In the past 18 years, the Postal Service has reorganized its field structure at least three times. In 1992, the Postal Service reorganized its field structure from five regions and 73 field divisions into 10 areas and 85 districts. From 2002-2006 the Postal Service changed its field structure to nine areas and 80 districts, and adjusted again in 2009 to eight areas and 74 districts. Under the current structure, area offices ensure headquarters directives are implemented, and district offices are responsible for managing major functions within a specified region of an area, including day-to-day management of subordinate post offices and customer service activities other than processing and distribution. The Postal Service believes the most recent consolidation will provide an annual cost savings of approximately $100 million.

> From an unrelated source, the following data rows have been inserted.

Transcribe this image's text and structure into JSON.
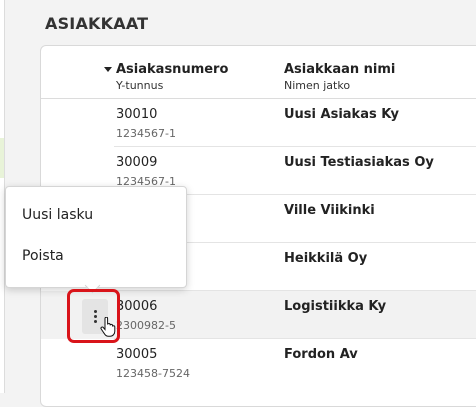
{
  "page": {
    "title": "ASIAKKAAT"
  },
  "table": {
    "columns": [
      {
        "label": "Asiakasnumero",
        "sublabel": "Y-tunnus",
        "sort_icon": "sort-desc-icon"
      },
      {
        "label": "Asiakkaan nimi",
        "sublabel": "Nimen jatko"
      }
    ],
    "rows": [
      {
        "number": "30010",
        "ytunnus": "1234567-1",
        "name": "Uusi Asiakas Ky"
      },
      {
        "number": "30009",
        "ytunnus": "1234567-1",
        "name": "Uusi Testiasiakas Oy"
      },
      {
        "number": "",
        "ytunnus": "",
        "name": "Ville Viikinki"
      },
      {
        "number": "",
        "ytunnus": "",
        "name": "Heikkilä Oy"
      },
      {
        "number": "30006",
        "ytunnus": "2300982-5",
        "name": "Logistiikka Ky"
      },
      {
        "number": "30005",
        "ytunnus": "123458-7524",
        "name": "Fordon Av"
      }
    ]
  },
  "context_menu": {
    "items": [
      {
        "label": "Uusi lasku"
      },
      {
        "label": "Poista"
      }
    ]
  },
  "row_actions": {
    "icon": "kebab-menu-icon",
    "highlight_color": "#d9141a"
  }
}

Other organizations have streamlined their management structure, whether looking to utilize new technologies or just save money during difficult economic times. For example, United Parcel Service recently announced it was reducing its U.S. regions from five to three and its districts from 46 to 20, and Walmart announced it was reducing its regions from five to three. What do you think of the Postal Service’s field structure? Please share your thoughts in the comments below. Keep in mind that Pushing the Envelope will not publish comments that contain personally identifiable information, so please don’t include any names in your story. This topic is hosted by the Office Audit Field Financial – West team.